4 We Feel Calmer And More Content
A groundbreaking study from the University of Alberta showed that happiness levels continue to rise into our forties and beyond, with people reporting being happier in their early forties than they were at age 18.
5 We Become Much More Adventurous
We’re a generation of thrill seekers, whether it’s the buzz of starting a new business on our own or the adrenaline we feel on adventure travel. Worldwide, the travel industry is taking note that women in general – but, more excitingly, women over 40 – are travelling solo more often, and to more demanding destinations than before.
Locally and internationally, the tourism sector is creating more opportunities for women to participate in adventure sports and travel to extreme locales, solo or in groups. Take the Camino de Santiago pilgrimage trails in Spain, for example. The longest trail, which starts in France, can be gruelling, taking over a month to walk and, in 2017, just under half of all pilgrims were women – of the total group, 55% were aged 30 to 60, while 17% were older. Research suggests adventure travellers crave transformative experiences, and are actively motivated by a desire for personal growth and change. Rebecca agrees. “We’re not anticipating retirement; instead, we’re looking forward to our second and third wave,” she says. “Adventure, appetite and ambition are key, and we have the resources to fuel our desires.”

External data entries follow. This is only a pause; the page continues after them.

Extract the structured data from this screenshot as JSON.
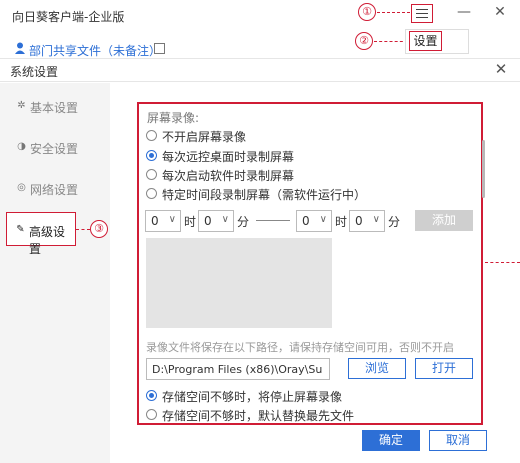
{
  "app": {
    "title": "向日葵客户端-企业版",
    "subtitle": "部门共享文件（未备注）",
    "window_controls": {
      "minimize": "—",
      "close": "✕"
    }
  },
  "annotations": {
    "step1": "①",
    "step2": "②",
    "step3": "③"
  },
  "main_menu": {
    "settings_item": "设置"
  },
  "dialog": {
    "title": "系统设置",
    "close": "✕",
    "sidebar": [
      {
        "label": "基本设置",
        "icon": "gear-icon",
        "glyph": "✲"
      },
      {
        "label": "安全设置",
        "icon": "shield-icon",
        "glyph": "◑"
      },
      {
        "label": "网络设置",
        "icon": "network-icon",
        "glyph": "◎"
      },
      {
        "label": "高级设置",
        "icon": "advanced-icon",
        "glyph": "✎"
      }
    ],
    "screen_recording": {
      "section_title": "屏幕录像:",
      "options": [
        {
          "label": "不开启屏幕录像",
          "checked": false
        },
        {
          "label": "每次远控桌面时录制屏幕",
          "checked": true
        },
        {
          "label": "每次启动软件时录制屏幕",
          "checked": false
        },
        {
          "label": "特定时间段录制屏幕（需软件运行中）",
          "checked": false
        }
      ],
      "time_range": {
        "start_hour": "0",
        "start_minute": "0",
        "end_hour": "0",
        "end_minute": "0",
        "hour_unit": "时",
        "minute_unit": "分",
        "add_button": "添加"
      },
      "path_note": "录像文件将保存在以下路径，请保持存储空间可用，否则不开启",
      "path_value": "D:\\Program Files (x86)\\Oray\\Su",
      "browse_button": "浏览",
      "open_button": "打开",
      "storage_options": [
        {
          "label": "存储空间不够时，将停止屏幕录像",
          "checked": true
        },
        {
          "label": "存储空间不够时，默认替换最先文件",
          "checked": false
        }
      ]
    },
    "ok_button": "确定",
    "cancel_button": "取消"
  },
  "colors": {
    "accent": "#2d6fd6",
    "annotation": "#d01c35",
    "disabled": "#cfcfcf"
  }
}
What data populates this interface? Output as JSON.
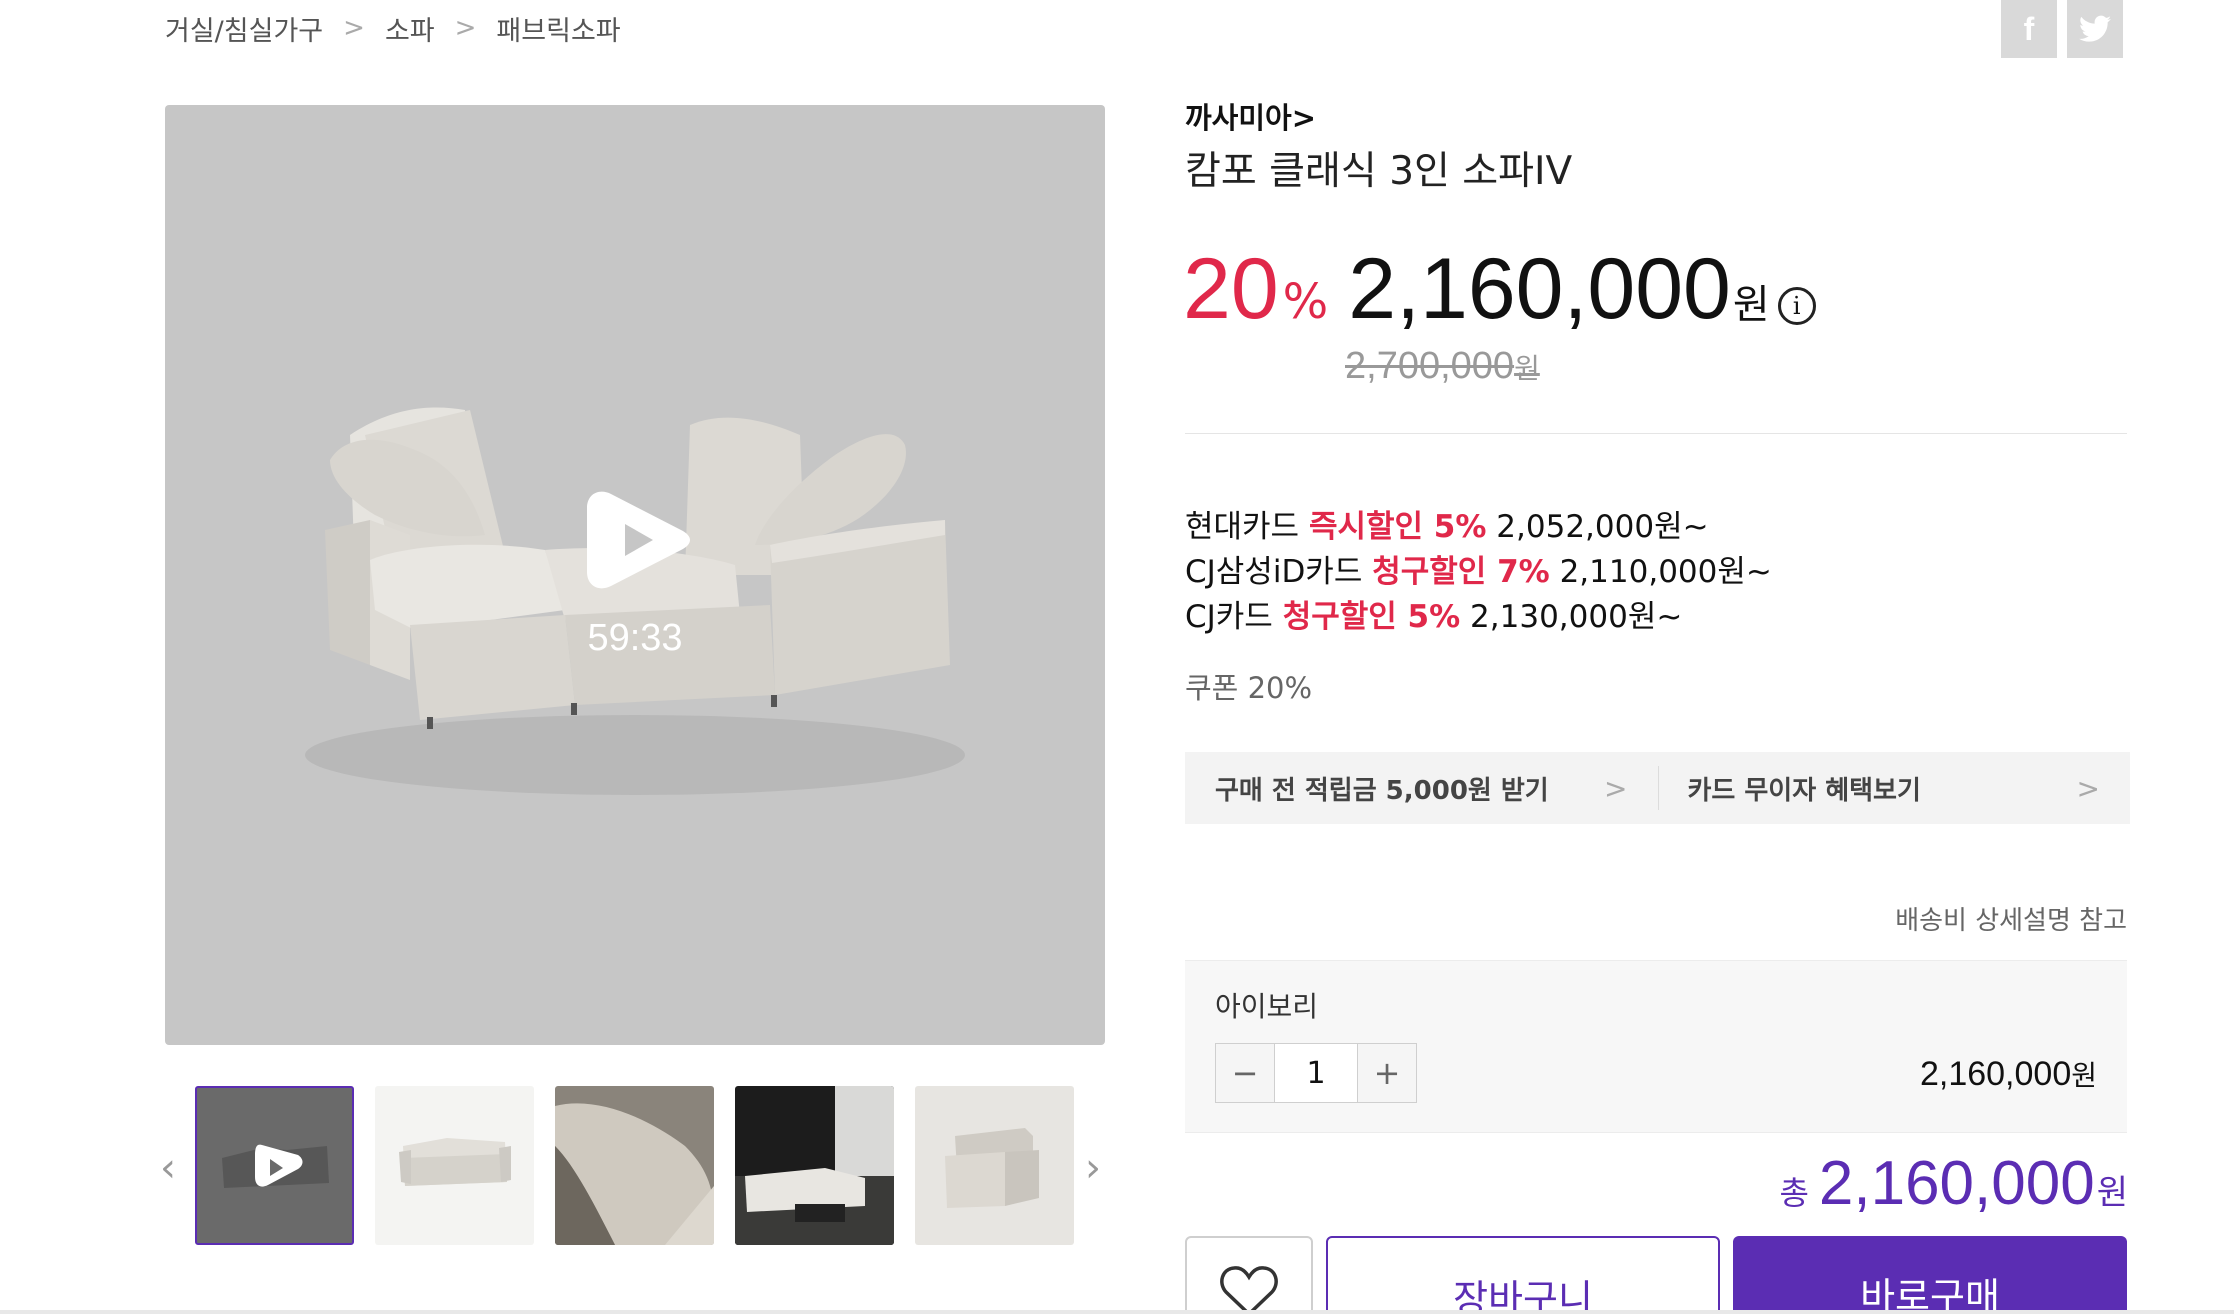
{
  "breadcrumb": {
    "items": [
      "거실/침실가구",
      "소파",
      "패브릭소파"
    ],
    "separator": ">"
  },
  "share": {
    "facebook": "f",
    "twitter": "twitter-bird"
  },
  "media": {
    "duration": "59:33",
    "thumbnails": [
      {
        "label": "video-thumbnail",
        "active": true
      },
      {
        "label": "sofa-front-thumbnail",
        "active": false
      },
      {
        "label": "sofa-cushion-closeup-thumbnail",
        "active": false
      },
      {
        "label": "living-room-thumbnail",
        "active": false
      },
      {
        "label": "sofa-module-thumbnail",
        "active": false
      }
    ]
  },
  "product": {
    "brand": "까사미아>",
    "title": "캄포 클래식 3인 소파IV",
    "discount": "20",
    "discount_unit": "%",
    "price": "2,160,000",
    "price_unit": "원",
    "info_icon": "i",
    "original_price": "2,700,000",
    "original_price_unit": "원"
  },
  "card_offers": [
    {
      "card": "현대카드 ",
      "benefit": "즉시할인 5%",
      "price": " 2,052,000원~"
    },
    {
      "card": "CJ삼성iD카드 ",
      "benefit": "청구할인 7%",
      "price": " 2,110,000원~"
    },
    {
      "card": "CJ카드 ",
      "benefit": "청구할인 5%",
      "price": " 2,130,000원~"
    }
  ],
  "coupon": "쿠폰 20%",
  "benefits": {
    "points": "구매 전 적립금 5,000원 받기",
    "card_interest_free": "카드 무이자 혜택보기",
    "chevron": ">"
  },
  "shipping_note": "배송비 상세설명 참고",
  "option": {
    "name": "아이보리",
    "minus": "−",
    "quantity": "1",
    "plus": "+",
    "price": "2,160,000",
    "price_unit": "원"
  },
  "total": {
    "label": "총",
    "amount": "2,160,000",
    "unit": "원"
  },
  "actions": {
    "cart": "장바구니",
    "buy": "바로구매"
  },
  "colors": {
    "accent": "#5b2db3",
    "discount": "#e0284a",
    "image_bg": "#c6c6c6"
  }
}
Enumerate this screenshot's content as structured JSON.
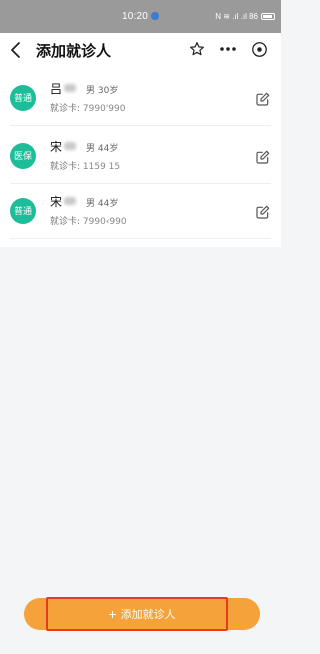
{
  "status_bar": {
    "time": "10:20",
    "right_text": "N ≋ .ıl .ıl 86"
  },
  "nav": {
    "title": "添加就诊人"
  },
  "patients": [
    {
      "type": "普通",
      "name": "吕",
      "meta": "男 30岁",
      "card_label": "就诊卡:",
      "card_value": "7990'990"
    },
    {
      "type": "医保",
      "name": "宋",
      "meta": "男 44岁",
      "card_label": "就诊卡:",
      "card_value": "1159 15"
    },
    {
      "type": "普通",
      "name": "宋",
      "meta": "男 44岁",
      "card_label": "就诊卡:",
      "card_value": "7990‹990"
    }
  ],
  "add_button": {
    "label": "添加就诊人",
    "icon": "plus-icon"
  },
  "colors": {
    "accent": "#f6a23a",
    "badge": "#1dbd9a",
    "highlight": "#e53b1f"
  }
}
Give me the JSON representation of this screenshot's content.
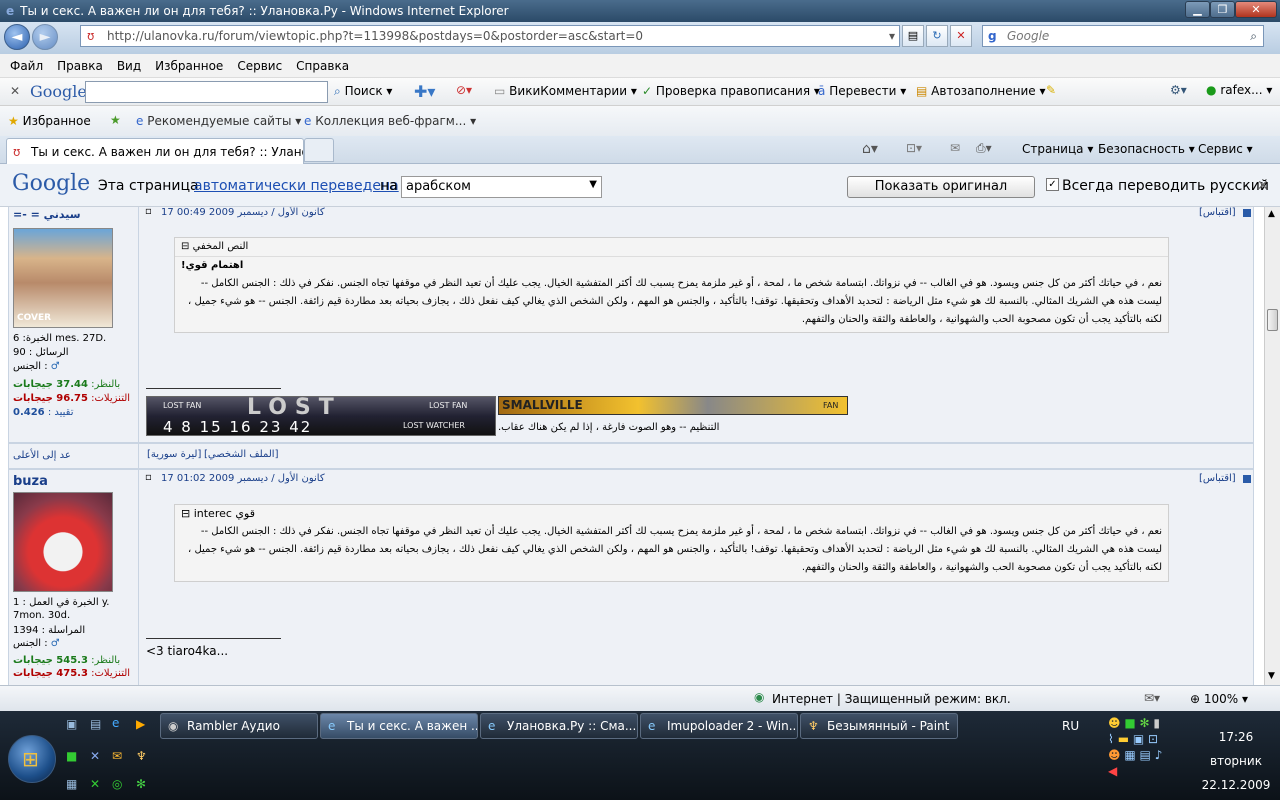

6 Sex Gets Better And More Meaningful
Sex can get buried under a longterm relationship, particularly in the exhausting years of career maintenance and child-rearing, but the good news is that we can come out the other side feeling more powerful and sensual than ever. “Our libido can be just as strong as we get older – think of the divorcees who start dating and reinvigorate their sex lives,” explains sex therapist Emily Power Smith. “We’ve learnt not to aspire to an idealised image of how we should look, so we feel more comfortable in our own skin. We also have a better idea of what turns us on.”
According to Emily, experience and confidence allow us to express our desires to a partner, while the ease factor of longer-term relationships mean we naturally engage in more ‘connected sex’, in which eye-gazing, kissing and cuddling all create closeness. “Habit is a huge factor in a satisfying sex life,” Emily says. “And it’s amazing what going to bed naked will do for your sex life. Ditch the cosy PJs, slip between the sheets without expectation, and see what happens.”
7 We Become Far Less Argumentative
Oh yes, we do! Or at least, we’re better at making our point in a constructive way. “Younger people tend to think of the world in black and white; life shows us that there are often grey areas. We also develop tolerance and compassion,” says Andrew G. Marshall, relationship therapist and author of It’s Not a Midlife Crisis, It’s an Opportunity. In situations when we need to argue our corner, his advice is to report how we feel, rather than acting it out. “Instead of slamming the door, say how you feel and listen to the other person’s response.” Rather than a full-on argument, it’s the start of a constructive conversation.
By Andréa Childs. Additional words by Belinda dos Santos